First, the cost. Wells here can be anywhere from 30 to 300 feet deep. Where we purchased land, we were told to expect somewhere between 100 and 200 feet. At $42/ft drilling a well can get expensive, fast. Particularly when you don’t know how deep you’ll have to go until you start drilling and you might not even hit water. Adding to the expense, wells need to be cased lest they plug with all of the silt down there. But let’s say you’re up for the dice-roll that is finding water, and you’re able to hit it successfully. You’re not out of the woods yet. Even after all that, your efforts might be foiled by poor water quality. High quantities of arsenic and iron are filterable, but again, it’s another expense. And depending on the degree to which filtering would be required, perhaps a prohibitively large expense. For this reason, many people choose to have water delivered. That notion was completely foreign to us when we began searching for real estate, but became normalized as the hunt continued. About half of the properties we explored had holding tanks and contracts with local companies to receive delivered water; the other half had private wells and typically a whole house filter.
I touched on this above – the topography slopes to the sea. We’re in one of the most geologically active areas in the world. Millions of years of tectonic movement have given us beautiful mountains and plenty of smaller “big hills”. It’s a far cry from the prairies of the midwest. Finding large parcels with flat, usable land is difficult. Between the wetlands and the topography, even large parcels may only have one or two potential building sites. There’s a flat “bench” a few miles east of town, but this area is the exception not the rule.
As far as the actual structures are concerned, it seems that anything goes up here.

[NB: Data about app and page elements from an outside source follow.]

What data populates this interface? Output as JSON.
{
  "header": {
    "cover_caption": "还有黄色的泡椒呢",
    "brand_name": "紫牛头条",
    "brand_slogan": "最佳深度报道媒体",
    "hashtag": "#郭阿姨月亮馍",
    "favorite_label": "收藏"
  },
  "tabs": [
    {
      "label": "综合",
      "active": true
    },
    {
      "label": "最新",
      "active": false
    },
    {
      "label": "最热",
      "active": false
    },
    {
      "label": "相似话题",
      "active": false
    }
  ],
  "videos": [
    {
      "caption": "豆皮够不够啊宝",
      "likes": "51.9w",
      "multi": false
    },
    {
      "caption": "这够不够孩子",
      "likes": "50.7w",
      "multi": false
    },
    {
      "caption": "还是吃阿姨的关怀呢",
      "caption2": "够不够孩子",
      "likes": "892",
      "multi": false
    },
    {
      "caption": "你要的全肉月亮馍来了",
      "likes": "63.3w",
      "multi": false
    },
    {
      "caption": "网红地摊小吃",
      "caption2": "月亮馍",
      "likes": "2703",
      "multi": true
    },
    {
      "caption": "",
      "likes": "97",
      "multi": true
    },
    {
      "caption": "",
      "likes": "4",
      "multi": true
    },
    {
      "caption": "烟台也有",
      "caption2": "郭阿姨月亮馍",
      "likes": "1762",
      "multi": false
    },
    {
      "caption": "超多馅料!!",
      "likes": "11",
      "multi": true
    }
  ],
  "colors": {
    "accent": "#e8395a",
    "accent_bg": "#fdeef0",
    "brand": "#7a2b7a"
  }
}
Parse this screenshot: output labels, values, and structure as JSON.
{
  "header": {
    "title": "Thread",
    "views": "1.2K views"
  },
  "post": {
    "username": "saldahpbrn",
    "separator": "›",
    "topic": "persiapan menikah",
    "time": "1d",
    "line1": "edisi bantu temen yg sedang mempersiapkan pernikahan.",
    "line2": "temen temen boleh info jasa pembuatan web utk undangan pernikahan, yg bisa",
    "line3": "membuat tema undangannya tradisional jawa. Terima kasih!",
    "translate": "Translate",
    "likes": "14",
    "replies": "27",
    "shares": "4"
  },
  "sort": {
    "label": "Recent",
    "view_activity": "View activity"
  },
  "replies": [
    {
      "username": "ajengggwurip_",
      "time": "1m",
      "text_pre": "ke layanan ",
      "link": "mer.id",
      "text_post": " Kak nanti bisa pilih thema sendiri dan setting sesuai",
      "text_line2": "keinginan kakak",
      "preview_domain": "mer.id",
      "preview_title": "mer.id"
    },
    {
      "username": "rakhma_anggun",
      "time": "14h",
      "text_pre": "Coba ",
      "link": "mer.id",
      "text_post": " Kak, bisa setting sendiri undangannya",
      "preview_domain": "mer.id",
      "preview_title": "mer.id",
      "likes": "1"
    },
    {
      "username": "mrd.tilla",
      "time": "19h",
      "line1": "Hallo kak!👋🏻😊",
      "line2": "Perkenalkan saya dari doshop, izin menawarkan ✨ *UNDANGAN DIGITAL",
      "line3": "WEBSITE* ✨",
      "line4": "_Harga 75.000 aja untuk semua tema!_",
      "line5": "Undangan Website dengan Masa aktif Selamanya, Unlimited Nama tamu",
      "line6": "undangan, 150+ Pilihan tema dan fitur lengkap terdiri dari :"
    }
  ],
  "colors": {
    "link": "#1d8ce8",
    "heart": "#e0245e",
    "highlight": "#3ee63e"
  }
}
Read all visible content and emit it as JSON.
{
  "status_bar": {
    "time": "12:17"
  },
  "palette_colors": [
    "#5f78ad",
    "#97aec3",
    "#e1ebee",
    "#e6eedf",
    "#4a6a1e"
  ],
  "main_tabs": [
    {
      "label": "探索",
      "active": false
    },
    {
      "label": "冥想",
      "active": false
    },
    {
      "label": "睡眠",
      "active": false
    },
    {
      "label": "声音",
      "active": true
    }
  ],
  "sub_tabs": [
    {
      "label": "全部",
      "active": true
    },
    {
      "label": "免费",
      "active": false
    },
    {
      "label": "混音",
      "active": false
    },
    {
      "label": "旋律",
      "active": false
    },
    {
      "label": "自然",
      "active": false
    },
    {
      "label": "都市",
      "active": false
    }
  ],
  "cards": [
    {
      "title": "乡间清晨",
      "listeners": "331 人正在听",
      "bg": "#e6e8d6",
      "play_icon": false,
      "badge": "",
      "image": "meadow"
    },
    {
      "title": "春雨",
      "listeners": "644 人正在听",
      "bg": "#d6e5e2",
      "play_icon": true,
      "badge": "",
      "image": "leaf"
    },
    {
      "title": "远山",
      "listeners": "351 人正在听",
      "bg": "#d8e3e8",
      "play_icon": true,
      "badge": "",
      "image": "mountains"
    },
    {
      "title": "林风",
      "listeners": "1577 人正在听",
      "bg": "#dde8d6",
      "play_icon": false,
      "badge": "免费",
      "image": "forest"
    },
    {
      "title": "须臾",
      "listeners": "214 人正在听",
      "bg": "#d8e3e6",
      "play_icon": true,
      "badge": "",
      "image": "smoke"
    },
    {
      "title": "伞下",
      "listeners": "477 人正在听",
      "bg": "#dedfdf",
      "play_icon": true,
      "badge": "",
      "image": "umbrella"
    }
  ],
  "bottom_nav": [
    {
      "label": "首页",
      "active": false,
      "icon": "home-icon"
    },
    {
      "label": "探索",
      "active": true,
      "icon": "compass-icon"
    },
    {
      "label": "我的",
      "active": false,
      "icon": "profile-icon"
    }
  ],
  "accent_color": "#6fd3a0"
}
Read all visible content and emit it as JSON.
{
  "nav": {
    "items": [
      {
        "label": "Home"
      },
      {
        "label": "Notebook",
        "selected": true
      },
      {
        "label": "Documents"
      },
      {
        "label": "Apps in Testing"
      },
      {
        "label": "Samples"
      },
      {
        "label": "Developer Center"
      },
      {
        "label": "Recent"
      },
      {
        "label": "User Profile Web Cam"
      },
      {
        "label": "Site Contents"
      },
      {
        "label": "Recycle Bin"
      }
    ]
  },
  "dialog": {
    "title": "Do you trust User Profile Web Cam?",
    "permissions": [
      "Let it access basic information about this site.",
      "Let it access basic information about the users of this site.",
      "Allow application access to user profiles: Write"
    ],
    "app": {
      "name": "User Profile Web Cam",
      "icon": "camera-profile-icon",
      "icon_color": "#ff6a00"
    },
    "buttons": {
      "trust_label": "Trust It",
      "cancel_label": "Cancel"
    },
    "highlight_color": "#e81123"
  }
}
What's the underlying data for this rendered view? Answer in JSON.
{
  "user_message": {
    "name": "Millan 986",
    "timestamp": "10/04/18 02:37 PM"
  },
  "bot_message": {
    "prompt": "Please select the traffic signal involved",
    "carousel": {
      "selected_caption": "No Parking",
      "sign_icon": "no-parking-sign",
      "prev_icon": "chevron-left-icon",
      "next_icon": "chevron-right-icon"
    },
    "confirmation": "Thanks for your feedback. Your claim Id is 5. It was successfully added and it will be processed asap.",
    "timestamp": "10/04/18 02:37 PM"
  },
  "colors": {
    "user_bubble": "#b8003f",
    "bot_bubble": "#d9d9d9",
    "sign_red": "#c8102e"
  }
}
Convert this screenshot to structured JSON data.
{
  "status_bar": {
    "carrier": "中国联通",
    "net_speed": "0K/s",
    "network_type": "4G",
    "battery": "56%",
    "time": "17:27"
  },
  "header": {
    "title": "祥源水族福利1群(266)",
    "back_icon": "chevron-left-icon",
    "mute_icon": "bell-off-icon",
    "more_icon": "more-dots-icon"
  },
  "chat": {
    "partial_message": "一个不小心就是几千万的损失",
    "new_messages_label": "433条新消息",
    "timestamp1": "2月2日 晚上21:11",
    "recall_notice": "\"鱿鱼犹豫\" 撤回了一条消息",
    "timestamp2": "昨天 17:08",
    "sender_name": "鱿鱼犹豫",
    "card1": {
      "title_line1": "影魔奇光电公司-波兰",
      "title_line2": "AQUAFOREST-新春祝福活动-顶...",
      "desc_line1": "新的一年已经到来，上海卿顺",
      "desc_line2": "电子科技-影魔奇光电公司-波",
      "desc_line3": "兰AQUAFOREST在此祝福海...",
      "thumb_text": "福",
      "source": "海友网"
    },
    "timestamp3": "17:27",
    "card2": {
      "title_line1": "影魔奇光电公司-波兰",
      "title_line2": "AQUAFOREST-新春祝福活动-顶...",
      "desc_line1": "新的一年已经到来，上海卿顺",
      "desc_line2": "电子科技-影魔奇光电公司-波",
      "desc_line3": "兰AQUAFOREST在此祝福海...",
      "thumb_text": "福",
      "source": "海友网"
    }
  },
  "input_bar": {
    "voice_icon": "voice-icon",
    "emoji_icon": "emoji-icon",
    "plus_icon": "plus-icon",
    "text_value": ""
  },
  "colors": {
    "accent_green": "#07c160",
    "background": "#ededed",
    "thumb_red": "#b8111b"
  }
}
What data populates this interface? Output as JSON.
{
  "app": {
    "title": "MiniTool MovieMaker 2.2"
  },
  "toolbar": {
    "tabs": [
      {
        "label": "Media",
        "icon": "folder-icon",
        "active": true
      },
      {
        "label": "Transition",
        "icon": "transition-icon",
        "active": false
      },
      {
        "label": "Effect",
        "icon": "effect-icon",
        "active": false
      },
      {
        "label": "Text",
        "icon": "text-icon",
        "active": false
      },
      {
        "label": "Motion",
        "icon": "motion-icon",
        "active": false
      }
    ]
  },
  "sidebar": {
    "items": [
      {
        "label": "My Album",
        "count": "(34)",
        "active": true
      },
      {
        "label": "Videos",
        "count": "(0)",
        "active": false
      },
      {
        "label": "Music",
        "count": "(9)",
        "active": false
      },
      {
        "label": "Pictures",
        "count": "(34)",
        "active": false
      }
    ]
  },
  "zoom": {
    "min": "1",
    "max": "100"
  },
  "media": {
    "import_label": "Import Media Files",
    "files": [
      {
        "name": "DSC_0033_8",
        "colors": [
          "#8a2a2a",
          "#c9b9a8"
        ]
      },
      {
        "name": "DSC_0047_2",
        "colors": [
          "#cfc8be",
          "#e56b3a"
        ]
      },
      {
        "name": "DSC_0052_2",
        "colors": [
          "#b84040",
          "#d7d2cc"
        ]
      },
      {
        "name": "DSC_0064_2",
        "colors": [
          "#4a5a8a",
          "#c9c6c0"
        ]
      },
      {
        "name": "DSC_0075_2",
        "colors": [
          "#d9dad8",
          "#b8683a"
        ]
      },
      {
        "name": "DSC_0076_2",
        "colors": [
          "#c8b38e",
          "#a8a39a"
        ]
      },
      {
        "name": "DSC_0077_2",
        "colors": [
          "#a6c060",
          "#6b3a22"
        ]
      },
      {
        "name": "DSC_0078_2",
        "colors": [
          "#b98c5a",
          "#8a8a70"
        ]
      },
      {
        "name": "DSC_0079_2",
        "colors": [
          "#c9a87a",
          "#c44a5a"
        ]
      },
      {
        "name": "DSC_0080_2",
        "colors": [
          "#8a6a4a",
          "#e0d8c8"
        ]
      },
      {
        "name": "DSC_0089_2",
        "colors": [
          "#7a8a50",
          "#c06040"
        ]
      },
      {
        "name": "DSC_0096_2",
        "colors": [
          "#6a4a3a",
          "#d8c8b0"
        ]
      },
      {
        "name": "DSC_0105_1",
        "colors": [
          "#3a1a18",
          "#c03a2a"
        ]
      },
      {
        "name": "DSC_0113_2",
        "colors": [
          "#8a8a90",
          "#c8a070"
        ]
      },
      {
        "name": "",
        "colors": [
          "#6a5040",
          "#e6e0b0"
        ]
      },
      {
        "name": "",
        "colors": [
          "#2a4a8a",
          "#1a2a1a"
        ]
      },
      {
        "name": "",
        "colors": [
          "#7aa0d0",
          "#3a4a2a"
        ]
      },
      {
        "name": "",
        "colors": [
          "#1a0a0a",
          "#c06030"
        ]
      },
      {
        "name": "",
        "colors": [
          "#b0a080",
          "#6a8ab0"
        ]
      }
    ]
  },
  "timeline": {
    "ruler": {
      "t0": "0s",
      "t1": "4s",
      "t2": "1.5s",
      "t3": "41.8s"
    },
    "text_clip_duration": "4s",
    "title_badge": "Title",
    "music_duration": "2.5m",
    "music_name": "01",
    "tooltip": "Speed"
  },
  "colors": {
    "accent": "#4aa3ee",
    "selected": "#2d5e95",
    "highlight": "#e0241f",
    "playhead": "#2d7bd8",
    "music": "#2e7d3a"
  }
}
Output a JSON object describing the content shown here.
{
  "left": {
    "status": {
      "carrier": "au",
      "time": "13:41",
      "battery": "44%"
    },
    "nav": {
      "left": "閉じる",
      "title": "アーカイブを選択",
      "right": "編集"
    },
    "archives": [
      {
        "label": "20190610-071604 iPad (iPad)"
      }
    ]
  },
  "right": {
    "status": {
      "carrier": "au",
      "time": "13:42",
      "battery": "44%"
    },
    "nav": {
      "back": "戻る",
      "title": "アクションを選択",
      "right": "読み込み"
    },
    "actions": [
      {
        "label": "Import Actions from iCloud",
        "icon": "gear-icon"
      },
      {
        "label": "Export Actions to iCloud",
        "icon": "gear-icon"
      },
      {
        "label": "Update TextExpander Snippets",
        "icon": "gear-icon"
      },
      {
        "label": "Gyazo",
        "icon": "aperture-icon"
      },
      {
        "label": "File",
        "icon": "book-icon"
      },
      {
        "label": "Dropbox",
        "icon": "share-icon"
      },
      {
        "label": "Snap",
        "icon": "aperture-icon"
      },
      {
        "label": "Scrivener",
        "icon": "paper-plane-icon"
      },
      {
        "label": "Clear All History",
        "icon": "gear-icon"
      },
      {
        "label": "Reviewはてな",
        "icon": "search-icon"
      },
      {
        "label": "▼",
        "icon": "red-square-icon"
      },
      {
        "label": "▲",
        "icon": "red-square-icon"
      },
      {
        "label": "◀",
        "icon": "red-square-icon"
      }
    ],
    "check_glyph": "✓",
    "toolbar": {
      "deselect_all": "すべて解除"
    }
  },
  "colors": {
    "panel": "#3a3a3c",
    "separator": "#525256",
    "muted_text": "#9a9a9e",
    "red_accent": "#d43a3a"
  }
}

If building codes exist, no one’s enforcing them. This is particularly true outside city limits. Houses with Tyvek housewrap but no siding are common. Decks 3-4′ off the ground without railings, and interior staircases without railings are also common. Older homes are frequently built piecemeal. It’s obvious that one or more additions took place over the years, yielding floorplans that don’t quite flow smoothly, and finishes that don’t exactly match up.
We were also quite surprised by the frequency of covenants. I expect covenants in middle class subdivisions in second ring suburbs of major metropolitan areas. I didn’t expect them 10 miles out of town, in Alaska. Though, I guess it makes sense. As mentioned in Part 1, it’s expensive to develop land. There are many subdivisions made up of 0.5-3 acre parcels. Developers of these subdivisions want to be able to sell the parcels, so they establish rules to ensure a desirable neighborhood. Other times, a family that has owned land for a generation or two decides to sell some of it off, and wants to retain some control over what new neighbors move in. But goodness gracious. Some are just ridiculous. We’ve seen it all from minimum square footage, to specific exterior colors, to house plan approval by a special committee. Commonly, the covenants will restrict the same things they restrict everywhere else: animals/livestock, rubbish, commercial activity, and the number of homes per lot.
Shopping for a new place to call home has been a learning experience, to say the least. Now that we’ve finally found a place, we begin building the home. I have no doubt that will be equally educational!